For those looking to become professionals in the world of criminal justice, the new face of rape is Brock Turner.
Last week, Washington State University freshman Hannah Kendall Shuman was finishing up homework for her Criminal Justice 101 class when she ran across a disturbing mugshot of Turner in her textbook, “Introduction to Criminal Justice: Systems, Diversity, and Change 2nd Edition.”
Shuman posted a photo of the textbook on Facebook with the caption, “He may have been able to get out of prison time but in my Criminal Justice 101 textbook, Brock Turner is the definition of rape, so he’s got that goin for him.”
In 2016, Turner, then a 20-year-old Stanford University swimmer, was found guilty on three felony sexual assault counts after being caught raping an unconscious woman outside of a fraternity party in 2015. But, unbelievably, Turner was only sentenced to six months in prison and three years of probation — of which he served only three months. The decision has been widely criticized as being far too lenient and an obvious example white male privilege.
The textbook, written by Callie Marie Rennison and Mary J. Dodge, describes why Turner has earned the dubious distinction of being the face of rape. “Turner, a student at Stanford University, was caught in the act, and ultimately convicted of three felony charges: assault with intent to rape an intoxicated woman, sexually penetrating an intoxicated person with a foreign object, and sexually penetrating an unconscious person with a foreign object,” the textbook reads. “Turner’s victim was unconscious during the attack, as it happened behind a trash container outside of the Kappa Alpha fraternity house on campus.”

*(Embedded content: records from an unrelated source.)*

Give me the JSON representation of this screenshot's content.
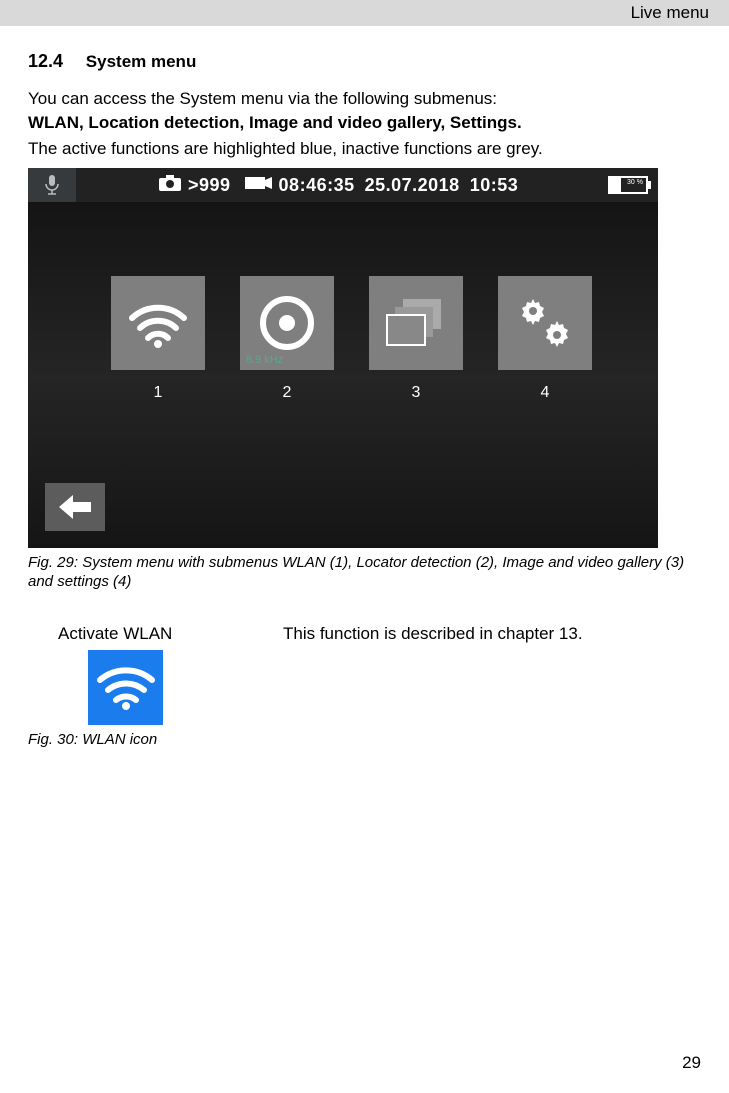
{
  "header": {
    "title": "Live menu"
  },
  "section": {
    "number": "12.4",
    "title": "System menu"
  },
  "paragraphs": {
    "p1": "You can access the System menu via the following submenus:",
    "p2": "WLAN, Location detection, Image and video gallery, Settings.",
    "p3": "The active functions are highlighted blue, inactive functions are grey."
  },
  "statusbar": {
    "photo_count": ">999",
    "video_time": "08:46:35",
    "date": "25.07.2018",
    "time": "10:53",
    "battery_pct": "30 %"
  },
  "tiles": {
    "wlan_num": "1",
    "locator_num": "2",
    "locator_sub": "8.9 kHz",
    "gallery_num": "3",
    "settings_num": "4"
  },
  "fig29_caption": "Fig. 29: System menu with submenus WLAN (1), Locator detection (2), Image and video gallery (3) and settings (4)",
  "activate_wlan": {
    "label": "Activate WLAN",
    "description": "This function is described in chapter 13.",
    "caption": "Fig. 30: WLAN icon"
  },
  "page_number": "29"
}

Although Turner’s sentence was lenient, he still lives with the consequences of his disgusting actions, and the “Introduction to Criminal Justice” photo is just one example. USA Swimming, the organization that manages most competitive swimming meets, announced that Turner would not be eligible for membership due to their no tolerance policy on sexual misconduct. And after returning home to Ohio to live with his parents, Turner registered as the highest level sex offender, and his neighbors will receive postcards announcing that he lives in their community.